Murat Arcak and Sam Coogan win the 2017 IEEE Transactions on Control of Network Systems Outstanding Paper Award

Prof. Murat Arcak, alumnus Samuel Coogan (M.S. '12/Ph.D. '15), and their co-authors on the paper titled “Traffic network control from temporal logic specifications,” have won the 2017 IEEE Transactions on Control of Network Systems Outstanding Paper Award.  The award is presented annually by the IEEE Control Systems Society to recognize an outstanding paper published in the IEEE Transactions on Control Systems Technology.  Judging is based on originality, potential impact on the foundations of network systems, importance and practical significance in applications, and clarity.  Coogan, who is now an assistant professor at UCLA, received the EECS Eli Jury Award in 2016 for "outstanding achievement in the area of systems, communications, control, or signal processing," and the 2014 Leon O. Chua Award for "outstanding achievement in an area of nonlinear science."

EECS FLIP alliance faculty & alumni

Berkeley FLIPs for Diversity

When Dan Garcia first attended UC Berkeley as a graduate student, he was amazed at the many different faces and key spaces that make up the world's top public research university.  “I can’t imagine being anywhere else," says Garcia, adding that part of what makes Berkeley special is the confluence of its diverse urban setting, large size, and a campus culture that fosters and celebrates diversity.  Today, as a professor, Garcia is passionate about broadening participation in computer science: “If you want to move the needle on diversity, come join us at UC Berkeley!” The university just announced its membership in the NSF-funded FLIP Alliance (Diversifying Future Leadership In the Professoriate), which consists  of eleven top Computer Science departments that produce over half of new URM CS faculty.
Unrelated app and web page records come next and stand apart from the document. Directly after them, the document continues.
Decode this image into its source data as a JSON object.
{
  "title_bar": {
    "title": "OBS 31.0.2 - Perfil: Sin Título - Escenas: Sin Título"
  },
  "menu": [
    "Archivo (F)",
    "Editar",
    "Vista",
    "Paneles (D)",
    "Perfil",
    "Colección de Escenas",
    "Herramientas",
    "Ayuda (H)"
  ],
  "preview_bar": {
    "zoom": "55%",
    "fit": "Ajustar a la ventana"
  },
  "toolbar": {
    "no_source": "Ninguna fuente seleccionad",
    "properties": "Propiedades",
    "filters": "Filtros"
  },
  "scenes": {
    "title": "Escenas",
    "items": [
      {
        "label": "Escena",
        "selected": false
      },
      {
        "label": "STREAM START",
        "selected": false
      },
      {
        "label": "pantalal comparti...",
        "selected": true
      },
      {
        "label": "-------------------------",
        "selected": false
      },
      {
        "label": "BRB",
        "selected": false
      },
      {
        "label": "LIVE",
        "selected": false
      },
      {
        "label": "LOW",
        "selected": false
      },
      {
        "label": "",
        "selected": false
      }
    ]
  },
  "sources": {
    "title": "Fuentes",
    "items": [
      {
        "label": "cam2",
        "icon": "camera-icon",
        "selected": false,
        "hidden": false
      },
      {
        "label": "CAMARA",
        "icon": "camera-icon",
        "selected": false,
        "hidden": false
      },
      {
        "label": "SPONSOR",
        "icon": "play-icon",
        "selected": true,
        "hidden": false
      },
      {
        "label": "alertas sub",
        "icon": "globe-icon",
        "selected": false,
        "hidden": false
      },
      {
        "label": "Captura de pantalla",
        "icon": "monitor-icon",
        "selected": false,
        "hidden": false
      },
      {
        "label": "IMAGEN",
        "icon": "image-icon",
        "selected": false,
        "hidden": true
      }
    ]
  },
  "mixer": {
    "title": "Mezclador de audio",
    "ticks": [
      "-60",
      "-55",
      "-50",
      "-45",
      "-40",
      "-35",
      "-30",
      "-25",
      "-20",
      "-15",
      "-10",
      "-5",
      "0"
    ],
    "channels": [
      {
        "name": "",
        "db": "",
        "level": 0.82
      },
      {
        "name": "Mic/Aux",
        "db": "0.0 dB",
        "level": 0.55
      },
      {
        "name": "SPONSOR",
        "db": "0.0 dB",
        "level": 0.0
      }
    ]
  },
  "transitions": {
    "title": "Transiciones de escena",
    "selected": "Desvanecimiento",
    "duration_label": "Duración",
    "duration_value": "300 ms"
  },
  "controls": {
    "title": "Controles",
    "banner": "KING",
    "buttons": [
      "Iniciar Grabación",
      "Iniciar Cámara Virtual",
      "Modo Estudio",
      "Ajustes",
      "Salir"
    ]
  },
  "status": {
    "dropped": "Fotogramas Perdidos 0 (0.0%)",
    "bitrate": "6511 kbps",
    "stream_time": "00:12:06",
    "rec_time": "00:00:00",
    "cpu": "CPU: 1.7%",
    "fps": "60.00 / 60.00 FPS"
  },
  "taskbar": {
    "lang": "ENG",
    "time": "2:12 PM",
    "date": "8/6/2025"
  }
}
FLIP aims to quickly and radically change the demographic diversity of the CS professoriate by sharing best practices for recruiting, retaining, and developing URM graduate students at member institutions. Current Berkeley faculty and students talk about the Department’s welcoming and collaborative atmosphere, and why Berkeley is eager to attract talented URM applicants and stop “leaving so much talent on the table,” in the words of Cuban-American professor Armando Fox.

Randy Katz named Berkeley’s next Vice Chancellor for Research

United Microelectronics Corporation Distinguished Prof. Randy Katz (also alumnus, Ph.D. '80) has been appointed Vice Chancellor for Research at UC Berkeley.  Katz helped pioneer many technologies that are ubiquitous today, like  wide-area wireless networks for mobile devices, cloud-based applications and cloud storage,  and ways of managing and protecting computer networks.  The vice chancellor for research search committee was impressed with Katz’s "vision, his ability to lead the campus in identifying new research and funding opportunities, and his dedication to providing outstanding research administration support to our community."  “Trust in higher education, the level of support for public higher education and belief in the importance of research to the excellence of an institution like ours are being undermined in the current social and political context,” he said. “I am very excited to be given the responsibility as vice chancellor for research, and hopefully I can make some positive advances in reversing that direction.”   He will begin his tenure on Jan. 1, 2018.